Conditioning for the 100th event has been quite revelatory, and I don’t know yet what I’ll do with what I’ve learned. We’ve had extreme weather swings the past few weeks and I’ve been riding in every bit of it – rain, snow, wind, frigid temperatures. No matter the conditions, I have been out there.

In my last column, I alluded to preparations being problematic. Here’s the background: I began losing mobility in my neck, elbows and wrists, combined with extreme pain and near paralysis. I attributed it to the cold when in fact it was severe, undiagnosed arthritis in my neck that was affecting elbows and wrists.

An MRI revealed some ugly stuff, which forced an orthopedic visit, physical therapy and traction treatments. Ever said, “Doctor, it hurts when I do this?” Imagine the discussions had when I arrived at all the appointments in full riding gear. The good news is there is relief to be had, but it will require regular exercises and possibly home traction. Regardless, I decided to ride on.

What is it like on the roads of New England at night when the wind chills are sub-zero? Empty for starters. Laying the bike down is a constant fear, compounded by the knowledge that no cars will be coming by to offer help if that were to happen. Speed and constant self-evaluation is key.

Reading the snowy road is difficult because tar snakes, pot holes or black ice are not obvious, yet they are still there. Many people complain about the calcium chloride pre-treatment that the state uses. I can tell you that is exactly the lane position I look for. What gets difficult is distinguishing between the salt lines and snow while your glasses freeze up. For the run, you must open your helmet to navigate and keep time on your course while fighting wind gusts and body tension.

For me, as I practiced, this added up to accelerated fatigue. Eventually, though, after riding in these conditions fairly regularly, I begin to speculate that the Crotona Midnight Run just might not be as bad as the back roads of Connecticut and Massachusetts.

One night it snowed and, despite my best plowing and shoveling efforts, there was no way I could get my BMW R 1200 RS down the driveway. I took my sidecar rig instead to practice. My sidecar may now be the ride of choice as a result.

Practicing in the sidecar allowed me to take my best friend, Adicus, with me. Riding the snow-covered roads was tiring. There is no way to not tense up when other vehicles “slide” up on you. Some flicked their lights even though I was able to keep to the posted speed limits. Adicus and I had choice words for those who did that, but only he and I know what they were.

After weeks of anticipation and much practice, I had assembled combinations of gear to fit all weather or temperature conditions, and the aches and pains were somewhat managed. My mental attitude was really good, too, despite a forecast that said two days of rain and flash flooding in advance of the Crotona Midnight Run, followed by plummeting temps the night of the event.
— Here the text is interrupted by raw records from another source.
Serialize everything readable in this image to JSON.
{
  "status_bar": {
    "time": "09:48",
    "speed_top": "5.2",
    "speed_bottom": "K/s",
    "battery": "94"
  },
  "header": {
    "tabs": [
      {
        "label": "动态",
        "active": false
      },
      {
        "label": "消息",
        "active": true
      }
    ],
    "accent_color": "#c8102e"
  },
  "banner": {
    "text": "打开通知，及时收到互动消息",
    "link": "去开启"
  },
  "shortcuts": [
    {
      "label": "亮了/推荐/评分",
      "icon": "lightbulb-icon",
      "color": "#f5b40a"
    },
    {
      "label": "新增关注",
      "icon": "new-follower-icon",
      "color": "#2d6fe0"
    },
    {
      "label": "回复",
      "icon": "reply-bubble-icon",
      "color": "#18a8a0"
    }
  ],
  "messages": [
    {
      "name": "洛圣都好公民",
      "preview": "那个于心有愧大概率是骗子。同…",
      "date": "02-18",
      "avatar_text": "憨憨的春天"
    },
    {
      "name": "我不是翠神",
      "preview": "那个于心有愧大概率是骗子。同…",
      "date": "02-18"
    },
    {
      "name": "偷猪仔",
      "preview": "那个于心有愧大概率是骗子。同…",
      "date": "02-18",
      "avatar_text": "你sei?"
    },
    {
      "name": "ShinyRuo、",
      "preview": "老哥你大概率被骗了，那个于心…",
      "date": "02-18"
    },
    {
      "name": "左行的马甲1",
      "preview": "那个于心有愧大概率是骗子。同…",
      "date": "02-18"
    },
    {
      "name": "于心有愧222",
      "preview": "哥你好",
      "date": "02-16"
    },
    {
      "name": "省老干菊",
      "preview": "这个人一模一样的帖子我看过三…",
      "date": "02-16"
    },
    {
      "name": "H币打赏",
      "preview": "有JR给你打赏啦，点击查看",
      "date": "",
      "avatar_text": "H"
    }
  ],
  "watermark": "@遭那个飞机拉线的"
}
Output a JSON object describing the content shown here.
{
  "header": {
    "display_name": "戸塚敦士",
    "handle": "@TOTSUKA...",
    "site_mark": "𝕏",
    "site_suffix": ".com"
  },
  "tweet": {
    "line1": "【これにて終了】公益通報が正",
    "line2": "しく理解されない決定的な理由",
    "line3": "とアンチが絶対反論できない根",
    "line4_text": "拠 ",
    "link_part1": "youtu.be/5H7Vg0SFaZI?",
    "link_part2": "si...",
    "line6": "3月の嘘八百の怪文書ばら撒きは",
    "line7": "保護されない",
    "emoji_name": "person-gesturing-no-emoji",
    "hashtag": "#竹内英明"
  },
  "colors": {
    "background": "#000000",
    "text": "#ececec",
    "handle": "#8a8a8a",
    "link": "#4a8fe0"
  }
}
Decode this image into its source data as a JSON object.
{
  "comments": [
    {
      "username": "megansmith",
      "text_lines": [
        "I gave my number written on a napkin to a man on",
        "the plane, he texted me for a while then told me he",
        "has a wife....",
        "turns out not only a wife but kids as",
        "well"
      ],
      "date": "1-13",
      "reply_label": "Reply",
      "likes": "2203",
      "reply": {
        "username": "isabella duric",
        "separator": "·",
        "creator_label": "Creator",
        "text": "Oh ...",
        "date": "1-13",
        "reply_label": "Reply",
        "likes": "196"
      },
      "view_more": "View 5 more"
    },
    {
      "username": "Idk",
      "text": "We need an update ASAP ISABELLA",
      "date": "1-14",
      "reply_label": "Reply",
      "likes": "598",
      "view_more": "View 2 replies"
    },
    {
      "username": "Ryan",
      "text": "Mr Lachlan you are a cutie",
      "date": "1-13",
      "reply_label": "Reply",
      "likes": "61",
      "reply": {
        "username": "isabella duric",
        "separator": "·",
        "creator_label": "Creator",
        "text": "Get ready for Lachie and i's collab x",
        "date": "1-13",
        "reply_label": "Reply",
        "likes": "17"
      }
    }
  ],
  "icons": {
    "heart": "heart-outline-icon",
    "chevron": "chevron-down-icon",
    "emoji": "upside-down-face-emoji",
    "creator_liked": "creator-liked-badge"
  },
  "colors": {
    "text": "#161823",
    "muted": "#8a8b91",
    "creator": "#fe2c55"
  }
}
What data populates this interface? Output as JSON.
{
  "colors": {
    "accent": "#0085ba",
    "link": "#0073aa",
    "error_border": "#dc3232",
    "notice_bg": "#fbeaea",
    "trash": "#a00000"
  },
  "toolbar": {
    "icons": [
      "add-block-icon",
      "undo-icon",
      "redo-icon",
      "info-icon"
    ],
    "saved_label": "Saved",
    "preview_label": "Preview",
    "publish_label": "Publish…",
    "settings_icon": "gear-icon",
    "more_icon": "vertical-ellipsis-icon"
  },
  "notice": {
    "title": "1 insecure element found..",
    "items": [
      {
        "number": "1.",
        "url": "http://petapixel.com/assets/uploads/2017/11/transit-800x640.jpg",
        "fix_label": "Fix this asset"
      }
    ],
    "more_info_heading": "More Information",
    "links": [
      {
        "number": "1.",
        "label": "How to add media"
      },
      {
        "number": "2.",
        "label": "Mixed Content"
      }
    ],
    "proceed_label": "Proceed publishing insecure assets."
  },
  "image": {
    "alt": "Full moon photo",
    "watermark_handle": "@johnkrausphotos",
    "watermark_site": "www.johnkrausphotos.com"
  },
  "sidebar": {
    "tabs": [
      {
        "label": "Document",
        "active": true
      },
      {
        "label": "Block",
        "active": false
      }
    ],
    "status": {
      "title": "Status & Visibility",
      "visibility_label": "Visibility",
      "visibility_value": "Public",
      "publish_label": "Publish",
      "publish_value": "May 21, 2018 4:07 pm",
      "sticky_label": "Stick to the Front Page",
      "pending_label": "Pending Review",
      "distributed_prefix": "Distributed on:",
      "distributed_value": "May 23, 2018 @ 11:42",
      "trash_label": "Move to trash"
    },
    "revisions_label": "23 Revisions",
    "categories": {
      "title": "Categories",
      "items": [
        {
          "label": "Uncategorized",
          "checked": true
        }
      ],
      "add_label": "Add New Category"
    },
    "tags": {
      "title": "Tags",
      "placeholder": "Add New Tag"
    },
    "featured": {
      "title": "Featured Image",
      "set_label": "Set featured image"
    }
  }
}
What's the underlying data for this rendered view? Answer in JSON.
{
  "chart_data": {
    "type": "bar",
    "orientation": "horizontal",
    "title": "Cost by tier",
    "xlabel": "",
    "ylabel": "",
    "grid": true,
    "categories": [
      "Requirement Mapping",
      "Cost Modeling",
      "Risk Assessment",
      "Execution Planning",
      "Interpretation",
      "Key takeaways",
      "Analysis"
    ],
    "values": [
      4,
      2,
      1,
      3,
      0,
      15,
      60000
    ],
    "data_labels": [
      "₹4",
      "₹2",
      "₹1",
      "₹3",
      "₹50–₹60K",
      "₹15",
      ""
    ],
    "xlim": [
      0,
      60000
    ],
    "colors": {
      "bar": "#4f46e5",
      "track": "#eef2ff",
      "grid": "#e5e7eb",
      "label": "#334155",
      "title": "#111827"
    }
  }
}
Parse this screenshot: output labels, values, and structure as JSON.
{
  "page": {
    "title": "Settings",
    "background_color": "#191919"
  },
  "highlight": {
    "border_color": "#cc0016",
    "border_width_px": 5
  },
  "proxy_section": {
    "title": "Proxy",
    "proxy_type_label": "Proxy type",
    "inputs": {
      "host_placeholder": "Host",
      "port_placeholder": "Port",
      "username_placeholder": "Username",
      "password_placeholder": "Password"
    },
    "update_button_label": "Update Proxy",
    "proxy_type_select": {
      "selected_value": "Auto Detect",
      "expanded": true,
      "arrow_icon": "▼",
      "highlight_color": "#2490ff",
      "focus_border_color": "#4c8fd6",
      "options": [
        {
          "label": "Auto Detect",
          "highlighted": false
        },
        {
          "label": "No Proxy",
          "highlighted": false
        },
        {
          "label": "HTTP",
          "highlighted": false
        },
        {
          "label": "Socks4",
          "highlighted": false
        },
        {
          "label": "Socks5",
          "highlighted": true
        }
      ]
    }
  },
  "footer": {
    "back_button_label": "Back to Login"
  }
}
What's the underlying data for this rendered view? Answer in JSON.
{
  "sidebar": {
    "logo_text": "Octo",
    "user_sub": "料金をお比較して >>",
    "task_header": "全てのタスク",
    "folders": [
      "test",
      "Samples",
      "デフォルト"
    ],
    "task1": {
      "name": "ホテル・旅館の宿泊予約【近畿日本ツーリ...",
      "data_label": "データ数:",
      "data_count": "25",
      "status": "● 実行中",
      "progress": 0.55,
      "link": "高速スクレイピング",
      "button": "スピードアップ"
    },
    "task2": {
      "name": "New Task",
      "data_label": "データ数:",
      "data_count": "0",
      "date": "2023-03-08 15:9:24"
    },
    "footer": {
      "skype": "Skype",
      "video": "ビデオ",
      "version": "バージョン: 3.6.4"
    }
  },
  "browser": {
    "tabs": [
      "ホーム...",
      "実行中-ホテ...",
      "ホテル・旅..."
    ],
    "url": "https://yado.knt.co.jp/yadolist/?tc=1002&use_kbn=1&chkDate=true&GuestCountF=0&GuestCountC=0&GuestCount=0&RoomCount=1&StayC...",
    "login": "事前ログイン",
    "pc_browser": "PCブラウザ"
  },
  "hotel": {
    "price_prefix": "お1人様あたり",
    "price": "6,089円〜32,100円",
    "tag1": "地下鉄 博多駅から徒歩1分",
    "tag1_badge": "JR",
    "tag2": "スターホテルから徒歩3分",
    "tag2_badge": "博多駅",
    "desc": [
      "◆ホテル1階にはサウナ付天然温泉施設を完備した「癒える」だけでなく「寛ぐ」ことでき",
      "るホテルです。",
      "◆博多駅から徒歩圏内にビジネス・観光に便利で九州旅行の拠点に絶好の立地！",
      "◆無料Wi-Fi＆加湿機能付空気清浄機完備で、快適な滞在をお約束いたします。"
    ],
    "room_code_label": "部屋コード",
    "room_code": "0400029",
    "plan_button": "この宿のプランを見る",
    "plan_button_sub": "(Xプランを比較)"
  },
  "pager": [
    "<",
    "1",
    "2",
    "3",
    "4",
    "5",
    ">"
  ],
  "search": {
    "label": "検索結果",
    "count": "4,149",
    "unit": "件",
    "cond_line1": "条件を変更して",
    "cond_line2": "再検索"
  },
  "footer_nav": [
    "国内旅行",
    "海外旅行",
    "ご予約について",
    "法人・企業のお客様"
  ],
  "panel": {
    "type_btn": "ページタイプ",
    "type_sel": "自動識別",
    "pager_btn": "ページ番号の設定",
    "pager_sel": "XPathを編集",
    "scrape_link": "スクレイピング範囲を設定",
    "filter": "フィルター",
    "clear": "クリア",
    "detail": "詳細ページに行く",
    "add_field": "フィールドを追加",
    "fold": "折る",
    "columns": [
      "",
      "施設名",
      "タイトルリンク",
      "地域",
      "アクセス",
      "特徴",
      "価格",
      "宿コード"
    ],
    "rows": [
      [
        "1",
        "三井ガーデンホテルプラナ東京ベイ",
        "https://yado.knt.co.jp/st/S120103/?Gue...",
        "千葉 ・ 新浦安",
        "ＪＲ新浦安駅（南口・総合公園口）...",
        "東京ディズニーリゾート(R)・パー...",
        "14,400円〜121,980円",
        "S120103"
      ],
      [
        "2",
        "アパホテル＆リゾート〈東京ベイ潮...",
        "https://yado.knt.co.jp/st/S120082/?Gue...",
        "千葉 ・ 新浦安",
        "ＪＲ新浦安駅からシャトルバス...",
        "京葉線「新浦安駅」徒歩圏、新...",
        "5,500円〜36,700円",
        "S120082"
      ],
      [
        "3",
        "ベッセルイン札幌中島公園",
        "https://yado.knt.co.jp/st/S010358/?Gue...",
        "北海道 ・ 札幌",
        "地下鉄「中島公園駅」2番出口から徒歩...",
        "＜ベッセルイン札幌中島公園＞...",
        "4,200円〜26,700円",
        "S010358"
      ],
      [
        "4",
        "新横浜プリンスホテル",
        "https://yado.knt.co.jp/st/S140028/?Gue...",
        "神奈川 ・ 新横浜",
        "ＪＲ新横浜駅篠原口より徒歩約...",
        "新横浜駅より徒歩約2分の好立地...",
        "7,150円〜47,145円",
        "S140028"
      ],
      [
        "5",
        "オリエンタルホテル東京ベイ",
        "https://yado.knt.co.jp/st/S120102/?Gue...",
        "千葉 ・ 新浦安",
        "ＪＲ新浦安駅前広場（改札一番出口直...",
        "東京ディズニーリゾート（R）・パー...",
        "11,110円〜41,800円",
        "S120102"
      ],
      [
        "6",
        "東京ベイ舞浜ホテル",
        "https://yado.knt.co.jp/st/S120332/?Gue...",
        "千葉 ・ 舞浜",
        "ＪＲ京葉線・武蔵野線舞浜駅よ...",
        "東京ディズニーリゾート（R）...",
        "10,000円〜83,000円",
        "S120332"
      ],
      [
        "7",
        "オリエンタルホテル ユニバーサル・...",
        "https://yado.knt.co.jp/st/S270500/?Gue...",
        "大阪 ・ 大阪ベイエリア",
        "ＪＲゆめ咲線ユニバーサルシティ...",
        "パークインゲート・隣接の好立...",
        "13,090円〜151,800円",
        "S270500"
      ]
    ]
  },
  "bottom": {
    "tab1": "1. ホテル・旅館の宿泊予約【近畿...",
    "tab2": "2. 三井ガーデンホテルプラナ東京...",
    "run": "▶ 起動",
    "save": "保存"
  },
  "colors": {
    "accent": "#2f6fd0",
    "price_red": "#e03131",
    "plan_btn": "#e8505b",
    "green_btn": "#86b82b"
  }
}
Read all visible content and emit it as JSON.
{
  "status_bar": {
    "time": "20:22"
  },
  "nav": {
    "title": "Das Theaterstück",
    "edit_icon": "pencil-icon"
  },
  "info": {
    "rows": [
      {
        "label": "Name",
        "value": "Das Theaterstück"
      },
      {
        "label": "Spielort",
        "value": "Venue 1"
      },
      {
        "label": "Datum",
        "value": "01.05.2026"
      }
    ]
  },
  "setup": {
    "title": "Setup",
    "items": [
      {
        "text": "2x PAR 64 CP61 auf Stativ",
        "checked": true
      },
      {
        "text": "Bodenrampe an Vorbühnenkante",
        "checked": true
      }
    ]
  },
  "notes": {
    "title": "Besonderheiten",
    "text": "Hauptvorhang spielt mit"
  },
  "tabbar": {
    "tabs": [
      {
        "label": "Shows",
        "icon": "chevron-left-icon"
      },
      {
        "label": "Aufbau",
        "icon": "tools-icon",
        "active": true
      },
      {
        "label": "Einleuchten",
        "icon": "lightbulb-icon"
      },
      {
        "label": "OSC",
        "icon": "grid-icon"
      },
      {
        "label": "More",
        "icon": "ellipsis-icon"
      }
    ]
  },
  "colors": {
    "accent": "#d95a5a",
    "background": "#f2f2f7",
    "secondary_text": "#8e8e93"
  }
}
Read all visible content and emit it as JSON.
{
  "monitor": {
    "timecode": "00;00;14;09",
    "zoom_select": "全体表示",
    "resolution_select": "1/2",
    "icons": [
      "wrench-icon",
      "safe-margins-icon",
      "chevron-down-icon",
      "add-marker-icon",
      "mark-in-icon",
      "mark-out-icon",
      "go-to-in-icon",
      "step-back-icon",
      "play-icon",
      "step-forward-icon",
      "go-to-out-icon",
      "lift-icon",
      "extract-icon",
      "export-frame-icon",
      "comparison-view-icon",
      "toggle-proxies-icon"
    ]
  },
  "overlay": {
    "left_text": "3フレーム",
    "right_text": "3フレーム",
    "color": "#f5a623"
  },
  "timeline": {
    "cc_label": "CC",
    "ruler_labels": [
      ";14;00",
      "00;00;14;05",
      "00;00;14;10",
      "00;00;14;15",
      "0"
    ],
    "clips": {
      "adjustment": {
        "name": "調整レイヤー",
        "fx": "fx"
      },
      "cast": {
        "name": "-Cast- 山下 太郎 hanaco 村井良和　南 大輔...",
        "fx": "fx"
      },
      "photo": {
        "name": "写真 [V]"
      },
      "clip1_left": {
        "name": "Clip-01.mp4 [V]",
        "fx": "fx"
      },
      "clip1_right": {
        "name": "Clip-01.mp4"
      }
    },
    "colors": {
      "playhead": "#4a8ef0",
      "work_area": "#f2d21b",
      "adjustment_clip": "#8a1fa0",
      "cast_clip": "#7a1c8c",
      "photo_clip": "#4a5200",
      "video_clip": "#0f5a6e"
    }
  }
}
I had been planning to ride down to Congers, NY for the run – before the forecast that made me reevaluate and think that maybe trailering might be wiser. Last night, getting in some final practice, I headed out for one last ride to cement the ride in my mind. Timing myself in two 30-mile measures I was off a total of four minutes. Two minutes for each measure. Ecstatic at my results, I rode home.

This morning, I opened Facebook and noticed in my newsfeed “POSTPONED!!!” The potential for glare/black ice and localized flooding had prodded the organizers of the Crotona Midnight Run to delay the 100th running for a week.

As I mentioned, I’m exhausted. But what’s another week?

To be continued…

About Paul Siciliano

A native of West Harrison, NY and a U.S. Marine Corps veteran, Paul Siciliano is a sidecar enthusiast and Motorcycle Safety Foundation-certified instructor. He currently rides a 2003 BMW K 1200 RS, a 1989 Honda Gold Wing with sidecar, a 1996 Honda Gold Wing and a 1972 Suzuki GT 250. He lives down a dirt road in southern Vermont.